*** Material to process
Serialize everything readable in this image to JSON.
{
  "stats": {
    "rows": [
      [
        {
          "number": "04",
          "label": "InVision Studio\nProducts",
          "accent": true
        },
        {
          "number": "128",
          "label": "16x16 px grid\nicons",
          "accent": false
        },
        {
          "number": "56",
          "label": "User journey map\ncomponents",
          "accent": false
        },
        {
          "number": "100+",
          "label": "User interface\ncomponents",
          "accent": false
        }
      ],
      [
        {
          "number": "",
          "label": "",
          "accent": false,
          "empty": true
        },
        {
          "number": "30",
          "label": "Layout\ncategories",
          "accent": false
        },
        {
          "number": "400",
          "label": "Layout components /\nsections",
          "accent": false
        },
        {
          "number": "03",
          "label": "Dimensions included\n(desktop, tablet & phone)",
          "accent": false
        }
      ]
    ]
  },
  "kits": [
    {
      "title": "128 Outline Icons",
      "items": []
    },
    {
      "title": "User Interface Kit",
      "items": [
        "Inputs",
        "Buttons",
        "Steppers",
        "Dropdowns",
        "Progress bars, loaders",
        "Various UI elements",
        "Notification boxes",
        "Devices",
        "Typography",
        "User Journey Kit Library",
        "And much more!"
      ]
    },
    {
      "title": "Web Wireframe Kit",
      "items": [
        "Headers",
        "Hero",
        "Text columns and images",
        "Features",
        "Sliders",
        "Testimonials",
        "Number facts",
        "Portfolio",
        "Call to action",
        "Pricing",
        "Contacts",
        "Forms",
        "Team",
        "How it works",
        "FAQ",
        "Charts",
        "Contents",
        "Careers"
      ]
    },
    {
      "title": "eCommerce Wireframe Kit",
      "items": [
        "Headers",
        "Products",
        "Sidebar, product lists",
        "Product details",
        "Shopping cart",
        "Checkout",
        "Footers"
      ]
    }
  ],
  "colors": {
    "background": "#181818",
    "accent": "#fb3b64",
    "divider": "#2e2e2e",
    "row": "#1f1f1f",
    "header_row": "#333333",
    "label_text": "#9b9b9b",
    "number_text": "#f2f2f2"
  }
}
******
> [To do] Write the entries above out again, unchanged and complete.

> [Solution to this exercise]
Serialize everything readable in this image to JSON.
{
  "stats": {
    "rows": [
      [
        {
          "number": "04",
          "label": "InVision Studio\nProducts",
          "accent": true
        },
        {
          "number": "128",
          "label": "16x16 px grid\nicons",
          "accent": false
        },
        {
          "number": "56",
          "label": "User journey map\ncomponents",
          "accent": false
        },
        {
          "number": "100+",
          "label": "User interface\ncomponents",
          "accent": false
        }
      ],
      [
        {
          "number": "",
          "label": "",
          "accent": false,
          "empty": true
        },
        {
          "number": "30",
          "label": "Layout\ncategories",
          "accent": false
        },
        {
          "number": "400",
          "label": "Layout components /\nsections",
          "accent": false
        },
        {
          "number": "03",
          "label": "Dimensions included\n(desktop, tablet & phone)",
          "accent": false
        }
      ]
    ]
  },
  "kits": [
    {
      "title": "128 Outline Icons",
      "items": []
    },
    {
      "title": "User Interface Kit",
      "items": [
        "Inputs",
        "Buttons",
        "Steppers",
        "Dropdowns",
        "Progress bars, loaders",
        "Various UI elements",
        "Notification boxes",
        "Devices",
        "Typography",
        "User Journey Kit Library",
        "And much more!"
      ]
    },
    {
      "title": "Web Wireframe Kit",
      "items": [
        "Headers",
        "Hero",
        "Text columns and images",
        "Features",
        "Sliders",
        "Testimonials",
        "Number facts",
        "Portfolio",
        "Call to action",
        "Pricing",
        "Contacts",
        "Forms",
        "Team",
        "How it works",
        "FAQ",
        "Charts",
        "Contents",
        "Careers"
      ]
    },
    {
      "title": "eCommerce Wireframe Kit",
      "items": [
        "Headers",
        "Products",
        "Sidebar, product lists",
        "Product details",
        "Shopping cart",
        "Checkout",
        "Footers"
      ]
    }
  ],
  "colors": {
    "background": "#181818",
    "accent": "#fb3b64",
    "divider": "#2e2e2e",
    "row": "#1f1f1f",
    "header_row": "#333333",
    "label_text": "#9b9b9b",
    "number_text": "#f2f2f2"
  }
}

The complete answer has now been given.